Pictures do not belong in the copy, so please give every entry below again exactly.
───── Records supplied
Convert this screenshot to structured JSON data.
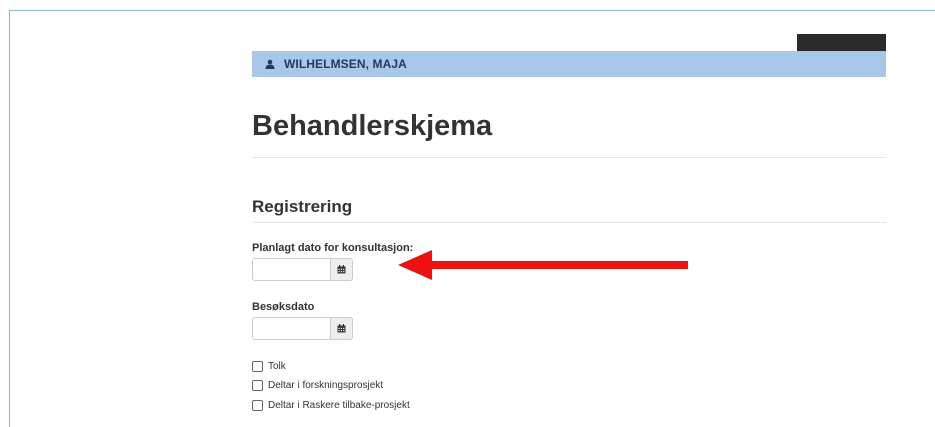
{
  "patient": {
    "name": "WILHELMSEN, MAJA",
    "icon": "user-icon"
  },
  "page": {
    "title": "Behandlerskjema"
  },
  "section": {
    "title": "Registrering"
  },
  "fields": {
    "planned_date": {
      "label": "Planlagt dato for konsultasjon:",
      "value": "",
      "icon": "calendar-icon"
    },
    "visit_date": {
      "label": "Besøksdato",
      "value": "",
      "icon": "calendar-icon"
    }
  },
  "checkboxes": [
    {
      "label": "Tolk",
      "checked": false
    },
    {
      "label": "Deltar i forskningsprosjekt",
      "checked": false
    },
    {
      "label": "Deltar i Raskere tilbake-prosjekt",
      "checked": false
    }
  ],
  "annotation": {
    "arrow_color": "#ee1111",
    "arrow_points_to": "planned-date-input"
  },
  "colors": {
    "patient_bar": "#a9c7e8",
    "dark_tab": "#2b2b2b"
  }
}
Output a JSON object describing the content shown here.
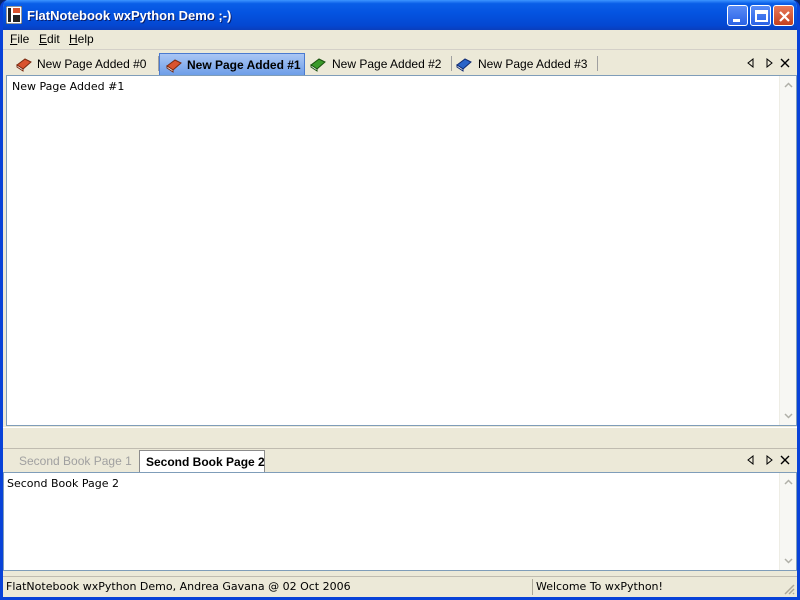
{
  "window": {
    "title": "FlatNotebook wxPython Demo ;-)"
  },
  "menu": [
    {
      "label": "File",
      "key": "F",
      "rest": "ile"
    },
    {
      "label": "Edit",
      "key": "E",
      "rest": "dit"
    },
    {
      "label": "Help",
      "key": "H",
      "rest": "elp"
    }
  ],
  "book1": {
    "tabs": [
      {
        "label": "New Page Added #0",
        "icon": "red-book-icon",
        "color": "#d9532e",
        "state": "normal"
      },
      {
        "label": "New Page Added #1",
        "icon": "red-book-icon",
        "color": "#d9532e",
        "state": "active"
      },
      {
        "label": "New Page Added #2",
        "icon": "green-book-icon",
        "color": "#3a9a2a",
        "state": "normal"
      },
      {
        "label": "New Page Added #3",
        "icon": "blue-book-icon",
        "color": "#2a64c8",
        "state": "normal"
      }
    ],
    "content": "New Page Added #1"
  },
  "book2": {
    "tabs": [
      {
        "label": "Second Book Page 1",
        "state": "disabled"
      },
      {
        "label": "Second Book Page 2",
        "state": "active"
      }
    ],
    "content": "Second Book Page 2"
  },
  "status": {
    "left": "FlatNotebook wxPython Demo, Andrea Gavana @ 02 Oct 2006",
    "right": "Welcome To wxPython!"
  },
  "colors": {
    "titlebar": "#0453e0",
    "active_tab": "#6e9ee8",
    "window_bg": "#ece9d8"
  }
}
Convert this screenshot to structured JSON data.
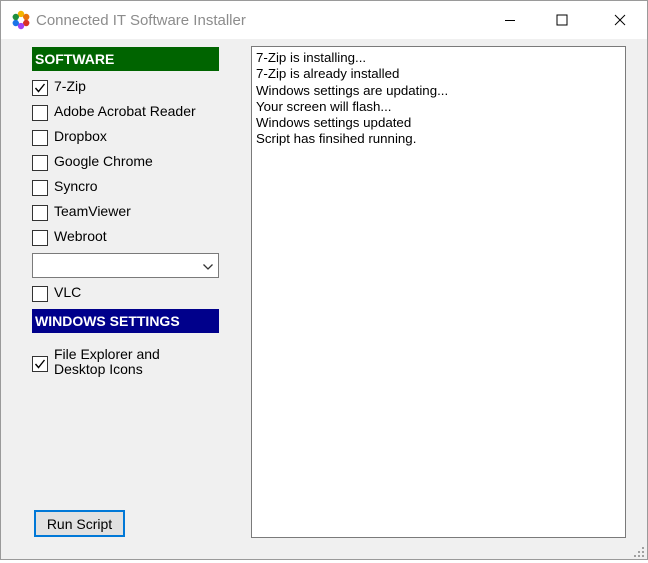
{
  "window": {
    "title": "Connected IT Software Installer"
  },
  "software": {
    "header": "SOFTWARE",
    "items": [
      {
        "label": "7-Zip",
        "checked": true
      },
      {
        "label": "Adobe Acrobat Reader",
        "checked": false
      },
      {
        "label": "Dropbox",
        "checked": false
      },
      {
        "label": "Google Chrome",
        "checked": false
      },
      {
        "label": "Syncro",
        "checked": false
      },
      {
        "label": "TeamViewer",
        "checked": false
      },
      {
        "label": "Webroot",
        "checked": false
      }
    ],
    "dropdown_value": "",
    "vlc": {
      "label": "VLC",
      "checked": false
    }
  },
  "windows_settings": {
    "header": "WINDOWS SETTINGS",
    "file_explorer": {
      "label": "File Explorer and Desktop Icons",
      "checked": true
    }
  },
  "log": {
    "lines": [
      "7-Zip is installing...",
      "7-Zip is already installed",
      "Windows settings are updating...",
      "Your screen will flash...",
      "Windows settings updated",
      "Script has finsihed running."
    ]
  },
  "run_button": {
    "label": "Run Script"
  },
  "colors": {
    "software_header_bg": "#006400",
    "windows_header_bg": "#00008b",
    "button_focus_border": "#0078d7"
  }
}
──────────
▶ **Result of the task**:
Convert this screenshot to structured JSON data.
{
  "patient": {
    "name": "WILHELMSEN, MAJA",
    "icon": "user-icon"
  },
  "page": {
    "title": "Behandlerskjema"
  },
  "section": {
    "title": "Registrering"
  },
  "fields": {
    "planned_date": {
      "label": "Planlagt dato for konsultasjon:",
      "value": "",
      "icon": "calendar-icon"
    },
    "visit_date": {
      "label": "Besøksdato",
      "value": "",
      "icon": "calendar-icon"
    }
  },
  "checkboxes": [
    {
      "label": "Tolk",
      "checked": false
    },
    {
      "label": "Deltar i forskningsprosjekt",
      "checked": false
    },
    {
      "label": "Deltar i Raskere tilbake-prosjekt",
      "checked": false
    }
  ],
  "annotation": {
    "arrow_color": "#ee1111",
    "arrow_points_to": "planned-date-input"
  },
  "colors": {
    "patient_bar": "#a9c7e8",
    "dark_tab": "#2b2b2b"
  }
}
Output a JSON object describing the content shown here.
{
  "window": {
    "title": "FlatNotebook wxPython Demo ;-)"
  },
  "menu": [
    {
      "label": "File",
      "key": "F",
      "rest": "ile"
    },
    {
      "label": "Edit",
      "key": "E",
      "rest": "dit"
    },
    {
      "label": "Help",
      "key": "H",
      "rest": "elp"
    }
  ],
  "book1": {
    "tabs": [
      {
        "label": "New Page Added #0",
        "icon": "red-book-icon",
        "color": "#d9532e",
        "state": "normal"
      },
      {
        "label": "New Page Added #1",
        "icon": "red-book-icon",
        "color": "#d9532e",
        "state": "active"
      },
      {
        "label": "New Page Added #2",
        "icon": "green-book-icon",
        "color": "#3a9a2a",
        "state": "normal"
      },
      {
        "label": "New Page Added #3",
        "icon": "blue-book-icon",
        "color": "#2a64c8",
        "state": "normal"
      }
    ],
    "content": "New Page Added #1"
  },
  "book2": {
    "tabs": [
      {
        "label": "Second Book Page 1",
        "state": "disabled"
      },
      {
        "label": "Second Book Page 2",
        "state": "active"
      }
    ],
    "content": "Second Book Page 2"
  },
  "status": {
    "left": "FlatNotebook wxPython Demo, Andrea Gavana @ 02 Oct 2006",
    "right": "Welcome To wxPython!"
  },
  "colors": {
    "titlebar": "#0453e0",
    "active_tab": "#6e9ee8",
    "window_bg": "#ece9d8"
  }
}
Convert this screenshot to structured JSON data.
{
  "window": {
    "title": "Connected IT Software Installer"
  },
  "software": {
    "header": "SOFTWARE",
    "items": [
      {
        "label": "7-Zip",
        "checked": true
      },
      {
        "label": "Adobe Acrobat Reader",
        "checked": false
      },
      {
        "label": "Dropbox",
        "checked": false
      },
      {
        "label": "Google Chrome",
        "checked": false
      },
      {
        "label": "Syncro",
        "checked": false
      },
      {
        "label": "TeamViewer",
        "checked": false
      },
      {
        "label": "Webroot",
        "checked": false
      }
    ],
    "dropdown_value": "",
    "vlc": {
      "label": "VLC",
      "checked": false
    }
  },
  "windows_settings": {
    "header": "WINDOWS SETTINGS",
    "file_explorer": {
      "label": "File Explorer and Desktop Icons",
      "checked": true
    }
  },
  "log": {
    "lines": [
      "7-Zip is installing...",
      "7-Zip is already installed",
      "Windows settings are updating...",
      "Your screen will flash...",
      "Windows settings updated",
      "Script has finsihed running."
    ]
  },
  "run_button": {
    "label": "Run Script"
  },
  "colors": {
    "software_header_bg": "#006400",
    "windows_header_bg": "#00008b",
    "button_focus_border": "#0078d7"
  }
}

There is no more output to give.